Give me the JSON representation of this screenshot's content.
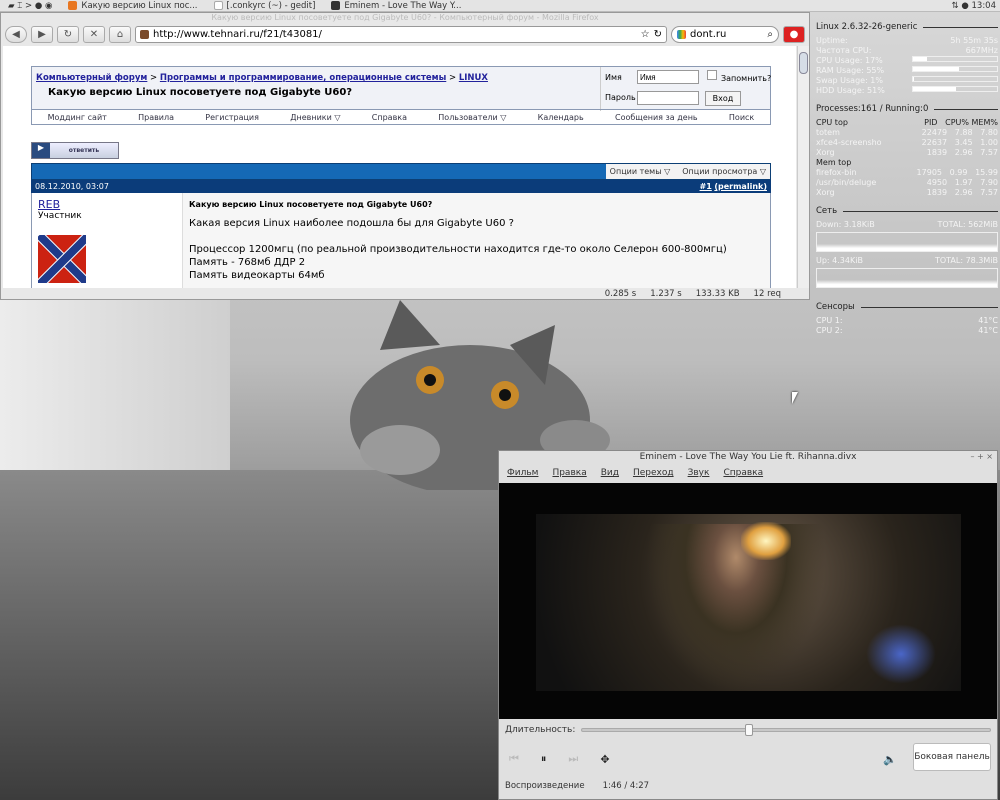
{
  "taskbar": {
    "tasks": [
      "Какую версию Linux пос...",
      "[.conkyrc (~) - gedit]",
      "Eminem - Love The Way Y..."
    ],
    "clock": "13:04"
  },
  "firefox": {
    "title": "Какую версию Linux посоветуете под Gigabyte U60? - Компьютерный форум - Mozilla Firefox",
    "url": "http://www.tehnari.ru/f21/t43081/",
    "search": "dont.ru",
    "status": [
      "0.285 s",
      "1.237 s",
      "133.33 KB",
      "12 req"
    ]
  },
  "page": {
    "crumbs": [
      "Компьютерный форум",
      "Программы и программирование, операционные системы",
      "LINUX"
    ],
    "sep": ">",
    "thread_title": "Какую версию Linux посоветуете под Gigabyte U60?",
    "login": {
      "name_label": "Имя",
      "name_value": "Имя",
      "pass_label": "Пароль",
      "remember": "Запомнить?",
      "submit": "Вход"
    },
    "nav": [
      "Моддинг сайт",
      "Правила",
      "Регистрация",
      "Дневники ▽",
      "Справка",
      "Пользователи ▽",
      "Календарь",
      "Сообщения за день",
      "Поиск"
    ],
    "reply": "ответить",
    "options": [
      "Опции темы ▽",
      "Опции просмотра ▽"
    ],
    "post": {
      "date": "08.12.2010, 03:07",
      "num": "#1",
      "permalink": "(permalink)",
      "author": "REB",
      "role": "Участник",
      "title": "Какую версию Linux посоветуете под Gigabyte U60?",
      "lines": [
        "Какая версия Linux наиболее подошла бы для Gigabyte U60 ?",
        "",
        "Процессор 1200мгц (по реальной производительности находится где-то около Селерон 600-800мгц)",
        "Память - 768мб ДДР 2",
        "Память видеокарты 64мб"
      ]
    }
  },
  "conky": {
    "kernel": "Linux 2.6.32-26-generic",
    "uptime": {
      "label": "Uptime:",
      "value": "5h 55m 35s"
    },
    "freq": {
      "label": "Частота CPU:",
      "value": "667MHz"
    },
    "usage": [
      {
        "label": "CPU Usage: 17%",
        "pct": 17
      },
      {
        "label": "RAM Usage:  55%",
        "pct": 55
      },
      {
        "label": "Swap Usage:  1%",
        "pct": 1
      },
      {
        "label": "HDD Usage:  51%",
        "pct": 51
      }
    ],
    "processes": "Processes:161  / Running:0",
    "cpu_top": {
      "title": "CPU top",
      "cols": [
        "PID",
        "CPU%",
        "MEM%"
      ],
      "rows": [
        [
          "totem",
          "22479",
          "7.88",
          "7.80"
        ],
        [
          "xfce4-screensho",
          "22637",
          "3.45",
          "1.00"
        ],
        [
          "Xorg",
          "1839",
          "2.96",
          "7.57"
        ]
      ]
    },
    "mem_top": {
      "title": "Mem top",
      "rows": [
        [
          "firefox-bin",
          "17905",
          "0.99",
          "15.99"
        ],
        [
          "/usr/bin/deluge",
          "4950",
          "1.97",
          "7.90"
        ],
        [
          "Xorg",
          "1839",
          "2.96",
          "7.57"
        ]
      ]
    },
    "net": {
      "title": "Сеть",
      "down": "Down: 3.18KiB",
      "down_total": "TOTAL: 562MiB",
      "up": "Up: 4.34KiB",
      "up_total": "TOTAL: 78.3MiB"
    },
    "sensors": {
      "title": "Сенсоры",
      "rows": [
        [
          "CPU 1:",
          "41°C"
        ],
        [
          "CPU 2:",
          "41°C"
        ]
      ]
    }
  },
  "totem": {
    "title": "Eminem - Love The Way You Lie ft. Rihanna.divx",
    "menu": [
      "Фильм",
      "Правка",
      "Вид",
      "Переход",
      "Звук",
      "Справка"
    ],
    "seek_label": "Длительность:",
    "progress": 0.4,
    "sidebar": "Боковая панель",
    "state": "Воспроизведение",
    "time": "1:46 / 4:27"
  }
}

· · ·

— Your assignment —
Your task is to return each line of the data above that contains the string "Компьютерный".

— Solution below —
    "title": "Какую версию Linux посоветуете под Gigabyte U60? - Компьютерный форум - Mozilla Firefox",
      "Компьютерный форум",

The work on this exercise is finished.